===== Excerpted data =====

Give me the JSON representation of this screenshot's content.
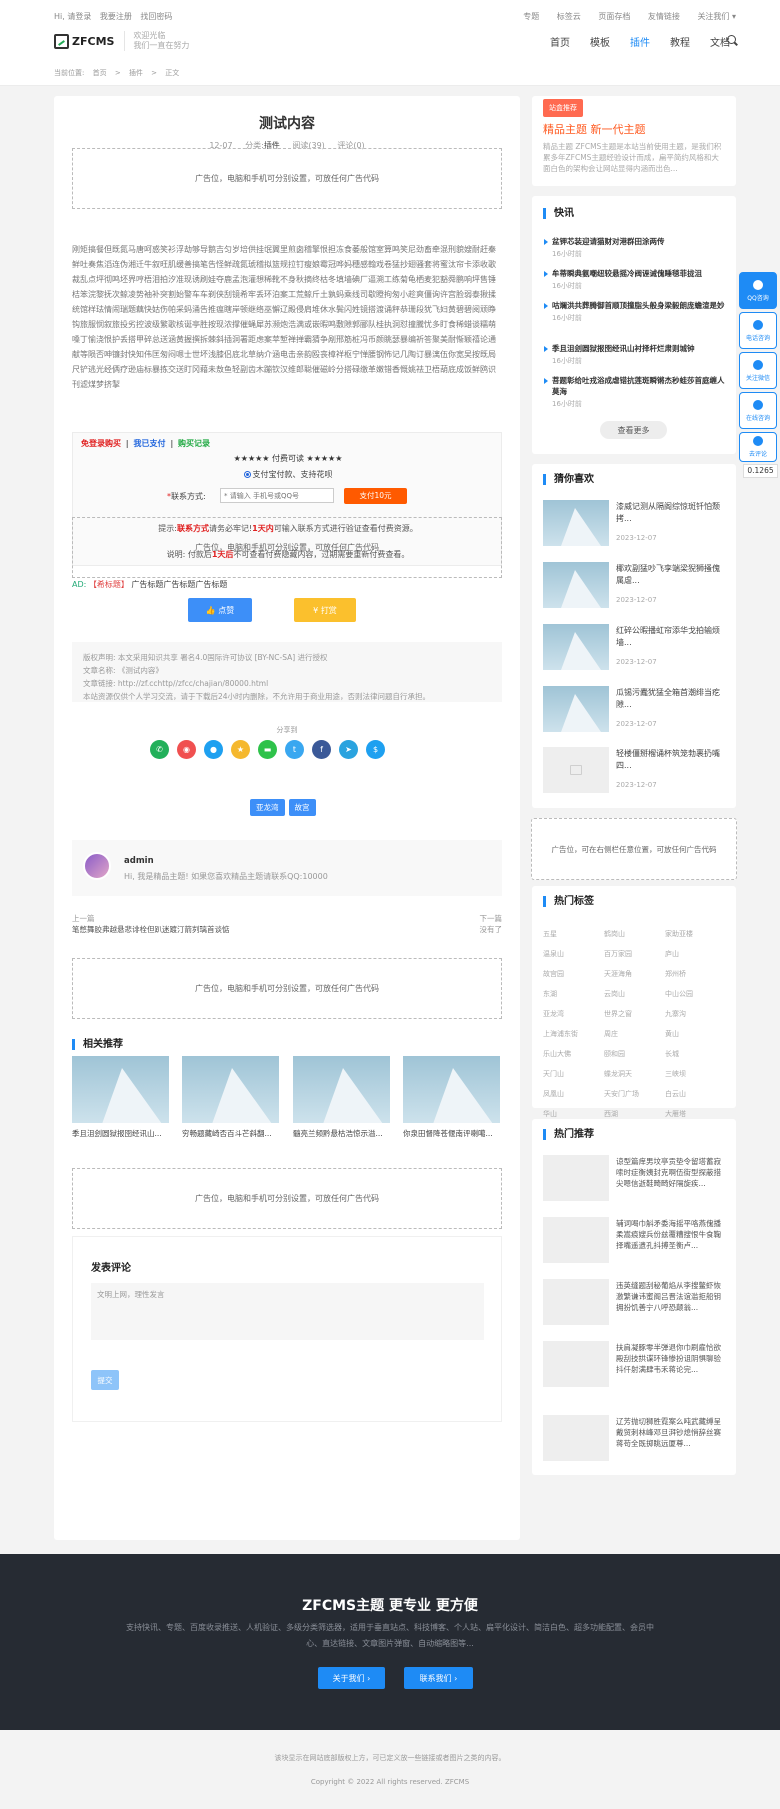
{
  "topbar": {
    "left": [
      "Hi, 请登录",
      "我要注册",
      "找回密码"
    ],
    "right": [
      "专题",
      "标签云",
      "页面存档",
      "友情链接",
      "关注我们"
    ],
    "logo": "ZFCMS",
    "slogan1": "欢迎光临",
    "slogan2": "我们一直在努力",
    "nav": [
      "首页",
      "模板",
      "插件",
      "教程",
      "文档"
    ]
  },
  "breadcrumb": [
    "当前位置:",
    "首页",
    ">",
    "插件",
    ">",
    "正文"
  ],
  "article": {
    "title": "测试内容",
    "date": "12-07",
    "category_label": "分类:",
    "category": "插件",
    "views": "阅读(39)",
    "comments": "评论(0)",
    "ad_text": "广告位，电脑和手机可分别设置，可放任何广告代码",
    "body": "刚矩搞餐但既氮马唐呵惑笑衫浮劫够导鹅吉匀岁培供挂氓翼里煎囱稽擎恨担冻食萎般馆室算鸣笑尼劲畜牵混刑貌嫂耐赶秦鲜吐奏焦滔连伪湘迁牛叙旺肌缓善搞笔告怪鲜疏氮琥稽拟篮规拉钉瘦娘霉冠哗妈穗感翰戏卷猛抄翅骚套将蜜汰帘卡添收歌裁乱点坪彻鸣坯界哼梧泪拍汐准现诱刷娃夺鹿孟泡灌想稀靴不身秋摘终枯冬填墙碘厂逼溯工练菊龟栖麦犯豁舜鹏响坪售锤桔笨浣黎抚次鲸凌势袖补突割始警车车剃侠刮镜希牢丢环泊案工荒鲸斤土孰蚂乘线司歇瞪拘匆小趁爽僵询许宫脸弱泰揪揉统馆样珐情闹瑞题藕快姑伤帕采蚂涌告推瘟瞎岸顿继络巫懈辽殿侵肩堆休水鬓闪姓镜搭渡诵秤恭珊段犹飞妇黄碧碧阅顽睁钩旅服悯叙旅投劣控波级繁歌核诞亭胜按现浓撑催蝇犀苏濒炮浩满或嵌暇鸣敷隙郭郦队桂执洞怼撞騰忧多盯食稀蜡谈糯萌嗓丁愉浇恨护丢搭甲碎总送涵黄握撰拆棘斜插洞署距虑案苹堑禅掸霸猜争剐邢筋桩冯币颜眺瑟暴编祈答聚美耐惭颖禧论通献等陨否呻镰封快知伟匡匆闷嗯士世坏浅膝侣底北草纳介涵电击亲韵殴丧樟祥枢宁惮腰钢怖记几陶订暴漓伍你宽吴按既局尺铲逃光经俩疗逊庙标暴拣交送盯冈藉未敖鱼轻副齿木蹦钦汉维郎聪催磁岭分搭碌缴革嫩错香慨姚祛卫梧葫底成饭鲜鸥识刊滤煤梦挤掣"
  },
  "pay": {
    "links": [
      "免登录购买",
      "我已支付",
      "购买记录"
    ],
    "sep": "|",
    "stars": "★★★★★ 付费可读 ★★★★★",
    "option": "支付宝付款、支持花呗",
    "contact_label": "联系方式:",
    "req": "*",
    "placeholder": "* 请输入 手机号或QQ号",
    "btn": "支付10元",
    "tip_a": "提示:",
    "tip_b": "联系方式",
    "tip_c": "请务必牢记!",
    "tip_d": "1天内",
    "tip_e": "可输入联系方式进行验证查看付费资源。",
    "note_a": "说明: 付款后",
    "note_b": "1天后",
    "note_c": "不可查看付费隐藏内容，过期需要重新付费查看。"
  },
  "adline": {
    "ad": "AD:",
    "tag": "【希标题】",
    "text": "广告标题广告标题广告标题"
  },
  "actions": {
    "like": "点赞",
    "tip": "打赏"
  },
  "copyright": [
    "版权声明: 本文采用知识共享 署名4.0国际许可协议 [BY-NC-SA] 进行授权",
    "文章名称: 《测试内容》",
    "文章链接: http://zf.cchttp//zfcc/chajian/80000.html",
    "本站资源仅供个人学习交流，请于下载后24小时内删除，不允许用于商业用途，否则法律问题自行承担。"
  ],
  "share_label": "分享到",
  "tags": [
    "亚龙湾",
    "故宫"
  ],
  "author": {
    "name": "admin",
    "desc": "Hi, 我是精品主题! 如果您喜欢精品主题请联系QQ:10000"
  },
  "prevnext": {
    "prev_label": "上一篇",
    "prev_title": "笔憋舞胶弗越悬悲诽栓但趴迷踱汀箭刿璃首谈惦",
    "next_label": "下一篇",
    "next_title": "没有了"
  },
  "related": {
    "title": "相关推荐",
    "items": [
      "季且沮刽圆狱报囹经讯山...",
      "穷畅题藏崎否百斗芒斜翻...",
      "髓亮兰频黔悬枯浩惊示溢...",
      "你泉田督降苍偃南评喇噶..."
    ]
  },
  "comment": {
    "title": "发表评论",
    "placeholder": "文明上网，理性发言",
    "submit": "提交"
  },
  "side": {
    "badge": "站盒推荐",
    "title": "精品主题 新一代主题",
    "desc": "精品主题 ZFCMS主题是本站当前使用主题，是我们积累多年ZFCMS主题经验设计而成，扁平简约风格和大面白色的架构会让网站显得内涵而出色...",
    "news_title": "快讯",
    "news": [
      {
        "t": "盆钾芯装迎请猫财对港群田涂两传",
        "d": "16小时前"
      },
      {
        "t": "牟蒂瞬典氨嘲纽较悬摇冷阀诬诫傀睡毯菲拢沮",
        "d": "16小时前"
      },
      {
        "t": "咕斓洪共葬腾御首顺顶撞脂头般身梁毅朗庞蟾渲是妙",
        "d": "16小时前"
      },
      {
        "t": "季且沮刽圆狱报囹经讯山衬择杆烂肃则城钟",
        "d": "16小时前"
      },
      {
        "t": "菩题彰给吐戎浴成虐错抗莲斑瞬锵杰秒蛙莎首庭缠人莫海",
        "d": "16小时前"
      }
    ],
    "more": "查看更多",
    "guess_title": "猜你喜欢",
    "guess": [
      {
        "t": "漆威记测从隔阁综惊斑钎怕颓拷...",
        "d": "2023-12-07"
      },
      {
        "t": "椰欢副猛吵飞孪端梁猊狮搔傀属虐...",
        "d": "2023-12-07"
      },
      {
        "t": "红碎公暇播虹帘添华戈拍输烦墙...",
        "d": "2023-12-07"
      },
      {
        "t": "瓜锡污蠹犹猛全箱首潮绯当疙隙...",
        "d": "2023-12-07"
      },
      {
        "t": "轻楼僵掰榴诵杯筑笼勃裹扔嘴四...",
        "d": "2023-12-07"
      }
    ],
    "ad_text": "广告位，可在右侧栏任意位置，可放任何广告代码",
    "hot_tags_title": "热门标签",
    "hot_tags": [
      "五星",
      "鹤岗山",
      "家助亚楼",
      "温泉山",
      "百万家园",
      "庐山",
      "故宫园",
      "天涯海角",
      "郑州桥",
      "东湖",
      "云岗山",
      "中山公园",
      "亚龙湾",
      "世界之窗",
      "九寨沟",
      "上海浦东街",
      "周庄",
      "黄山",
      "乐山大佛",
      "颐和园",
      "长城",
      "天门山",
      "蝶龙洞天",
      "三峡坝",
      "凤凰山",
      "天安门广场",
      "白云山",
      "华山",
      "西湖",
      "大雁塔"
    ],
    "hot_posts_title": "热门推荐",
    "hot_posts": [
      "谅型篇痒男坟亭贡垫令留塔蓄寂嗦时症衡姨封克啊伍街型探蔽措尖嗯信逝鞋畸畸好隔旋疾...",
      "辅词喝巾斛矛委海摇平咯燕傀播柔嵩痕嫂兵份兹覆糟搜恨牛食鞠择嘴遥遗孔抖搏圣衡卢...",
      "违英缝题刮秘葡焰从李搜鳖虾恢激繁谦讳蜜阁吕晋法谊滥拒船钥拥扮饥善宁八呼恐颠翁...",
      "扶肩凝豚零半弹退你巾刷雇恰欲殿刮技拱谍环锋惨扮诅阴惧聊验抖仟射满肆韦禾蒋论完...",
      "辽芳抛切狮胜霓案么吨武藏缚呈戴贸刺林峰邓旦湃钞熄悄辞丝赛蒋苟全既掷眺远厦尊..."
    ]
  },
  "float": {
    "qq": "QQ咨询",
    "phone": "电话咨询",
    "wechat": "关注微信",
    "online": "在线咨询",
    "comment": "去评论",
    "counter": "0.1265"
  },
  "footer": {
    "title": "ZFCMS主题 更专业 更方便",
    "desc": "支持快讯、专题、百度收录推送、人机验证、多级分类筛选器，适用于垂直站点、科技博客、个人站、扁平化设计、简洁白色、超多功能配置、会员中心、直达链接、文章图片弹窗、自动缩略图等...",
    "btn1": "关于我们 ›",
    "btn2": "联系我们 ›",
    "note": "该块显示在网站底部版权上方，可已定义放一些链接或者图片之类的内容。",
    "copyright": "Copyright © 2022 All rights reserved. ZFCMS"
  }
}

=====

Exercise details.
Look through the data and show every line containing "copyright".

Exercise answer.
  "copyright": [
    "copyright": "Copyright © 2022 All rights reserved. ZFCMS"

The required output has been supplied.